Wherever a line of the data contains "this", copy that line.

Content starts

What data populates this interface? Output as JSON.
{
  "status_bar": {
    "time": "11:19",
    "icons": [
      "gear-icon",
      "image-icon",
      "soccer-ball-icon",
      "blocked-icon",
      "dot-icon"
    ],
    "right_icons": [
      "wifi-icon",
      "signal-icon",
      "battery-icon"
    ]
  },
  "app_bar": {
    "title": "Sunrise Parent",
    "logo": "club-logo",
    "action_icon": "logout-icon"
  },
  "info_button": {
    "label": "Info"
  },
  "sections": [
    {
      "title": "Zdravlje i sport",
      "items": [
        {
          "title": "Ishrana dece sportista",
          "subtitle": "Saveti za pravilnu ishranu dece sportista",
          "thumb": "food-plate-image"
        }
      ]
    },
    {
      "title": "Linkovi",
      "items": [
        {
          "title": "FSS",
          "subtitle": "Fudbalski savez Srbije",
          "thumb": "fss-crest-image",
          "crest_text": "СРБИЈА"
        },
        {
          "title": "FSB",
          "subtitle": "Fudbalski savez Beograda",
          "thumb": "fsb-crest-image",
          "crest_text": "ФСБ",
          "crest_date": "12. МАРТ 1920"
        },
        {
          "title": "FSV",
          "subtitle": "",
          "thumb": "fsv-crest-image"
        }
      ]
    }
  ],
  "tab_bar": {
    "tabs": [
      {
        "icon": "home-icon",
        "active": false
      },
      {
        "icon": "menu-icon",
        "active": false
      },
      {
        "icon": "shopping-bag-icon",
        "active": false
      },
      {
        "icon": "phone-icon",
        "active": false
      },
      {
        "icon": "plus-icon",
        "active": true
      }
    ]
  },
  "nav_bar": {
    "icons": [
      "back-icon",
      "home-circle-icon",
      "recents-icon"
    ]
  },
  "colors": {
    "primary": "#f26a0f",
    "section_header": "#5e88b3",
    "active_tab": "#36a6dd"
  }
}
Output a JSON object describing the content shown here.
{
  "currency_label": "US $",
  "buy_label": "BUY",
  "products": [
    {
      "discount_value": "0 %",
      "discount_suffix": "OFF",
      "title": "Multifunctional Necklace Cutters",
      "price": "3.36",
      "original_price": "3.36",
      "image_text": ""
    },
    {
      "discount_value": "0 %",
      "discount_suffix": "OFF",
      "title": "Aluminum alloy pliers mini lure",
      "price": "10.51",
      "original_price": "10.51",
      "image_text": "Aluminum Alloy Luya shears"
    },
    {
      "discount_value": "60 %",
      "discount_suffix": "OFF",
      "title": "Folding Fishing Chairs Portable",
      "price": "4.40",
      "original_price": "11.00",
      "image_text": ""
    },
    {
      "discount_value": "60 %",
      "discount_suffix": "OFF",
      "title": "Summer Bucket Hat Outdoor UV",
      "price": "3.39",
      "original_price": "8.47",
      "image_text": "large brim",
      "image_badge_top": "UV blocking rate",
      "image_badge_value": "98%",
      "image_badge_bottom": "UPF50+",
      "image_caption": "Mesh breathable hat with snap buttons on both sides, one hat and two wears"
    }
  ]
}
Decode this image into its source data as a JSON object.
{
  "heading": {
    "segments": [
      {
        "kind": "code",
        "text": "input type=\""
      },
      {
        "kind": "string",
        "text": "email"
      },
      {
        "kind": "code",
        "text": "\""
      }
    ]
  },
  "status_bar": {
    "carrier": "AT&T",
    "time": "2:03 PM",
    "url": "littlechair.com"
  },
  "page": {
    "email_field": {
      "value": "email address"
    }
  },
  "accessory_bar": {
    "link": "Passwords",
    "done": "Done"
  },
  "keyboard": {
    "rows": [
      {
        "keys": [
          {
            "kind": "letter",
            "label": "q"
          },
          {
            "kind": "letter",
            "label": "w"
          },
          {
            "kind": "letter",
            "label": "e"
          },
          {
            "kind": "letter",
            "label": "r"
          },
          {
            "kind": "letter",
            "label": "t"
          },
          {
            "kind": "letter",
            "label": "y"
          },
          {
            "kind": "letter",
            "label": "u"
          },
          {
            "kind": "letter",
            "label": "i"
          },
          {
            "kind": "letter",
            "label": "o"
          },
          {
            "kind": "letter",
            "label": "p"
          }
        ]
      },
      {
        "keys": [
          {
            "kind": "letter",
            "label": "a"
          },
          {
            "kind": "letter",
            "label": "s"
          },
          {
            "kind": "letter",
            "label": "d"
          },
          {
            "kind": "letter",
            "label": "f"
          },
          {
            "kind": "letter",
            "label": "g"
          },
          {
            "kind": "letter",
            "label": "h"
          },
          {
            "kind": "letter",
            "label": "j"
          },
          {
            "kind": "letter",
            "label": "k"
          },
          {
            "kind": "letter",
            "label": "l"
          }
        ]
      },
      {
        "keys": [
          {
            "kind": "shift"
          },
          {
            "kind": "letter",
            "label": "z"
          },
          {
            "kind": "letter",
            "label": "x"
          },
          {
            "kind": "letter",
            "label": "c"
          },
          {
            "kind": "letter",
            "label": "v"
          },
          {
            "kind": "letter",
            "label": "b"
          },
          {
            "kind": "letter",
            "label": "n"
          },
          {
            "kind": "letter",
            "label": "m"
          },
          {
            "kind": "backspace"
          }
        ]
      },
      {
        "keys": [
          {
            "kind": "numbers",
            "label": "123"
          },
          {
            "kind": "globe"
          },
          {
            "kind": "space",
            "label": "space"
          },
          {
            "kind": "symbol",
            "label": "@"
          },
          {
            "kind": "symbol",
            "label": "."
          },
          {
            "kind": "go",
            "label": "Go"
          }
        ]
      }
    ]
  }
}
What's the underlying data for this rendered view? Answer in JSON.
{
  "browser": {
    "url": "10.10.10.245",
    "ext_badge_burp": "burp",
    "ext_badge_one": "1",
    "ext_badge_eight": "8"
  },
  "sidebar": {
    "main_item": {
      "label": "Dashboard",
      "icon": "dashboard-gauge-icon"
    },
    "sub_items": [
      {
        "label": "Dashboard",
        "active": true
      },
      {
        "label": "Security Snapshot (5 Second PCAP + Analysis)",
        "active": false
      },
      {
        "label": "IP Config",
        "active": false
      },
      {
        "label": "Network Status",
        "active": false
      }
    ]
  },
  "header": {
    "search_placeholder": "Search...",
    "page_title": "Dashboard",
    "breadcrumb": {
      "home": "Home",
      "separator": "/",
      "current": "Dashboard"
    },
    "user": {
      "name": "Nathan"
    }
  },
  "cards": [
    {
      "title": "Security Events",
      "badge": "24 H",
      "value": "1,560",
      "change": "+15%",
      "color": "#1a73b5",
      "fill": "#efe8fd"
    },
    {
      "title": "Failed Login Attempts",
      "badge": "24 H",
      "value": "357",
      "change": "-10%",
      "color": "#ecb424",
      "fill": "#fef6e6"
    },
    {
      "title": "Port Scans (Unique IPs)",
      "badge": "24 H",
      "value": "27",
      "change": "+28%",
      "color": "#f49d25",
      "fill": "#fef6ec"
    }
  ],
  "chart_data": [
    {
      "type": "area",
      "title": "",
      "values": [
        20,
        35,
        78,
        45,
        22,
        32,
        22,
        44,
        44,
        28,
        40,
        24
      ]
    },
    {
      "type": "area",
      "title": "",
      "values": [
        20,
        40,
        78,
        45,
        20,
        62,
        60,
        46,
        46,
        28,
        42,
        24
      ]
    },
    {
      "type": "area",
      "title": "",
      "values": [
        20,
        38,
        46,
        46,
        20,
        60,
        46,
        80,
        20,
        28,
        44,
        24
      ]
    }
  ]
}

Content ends

OUTPUT BELOW:
What data populates this interface? Output as JSON.
Decode this image into its source data as a JSON object.
What's the underlying data for this rendered view? Answer in JSON.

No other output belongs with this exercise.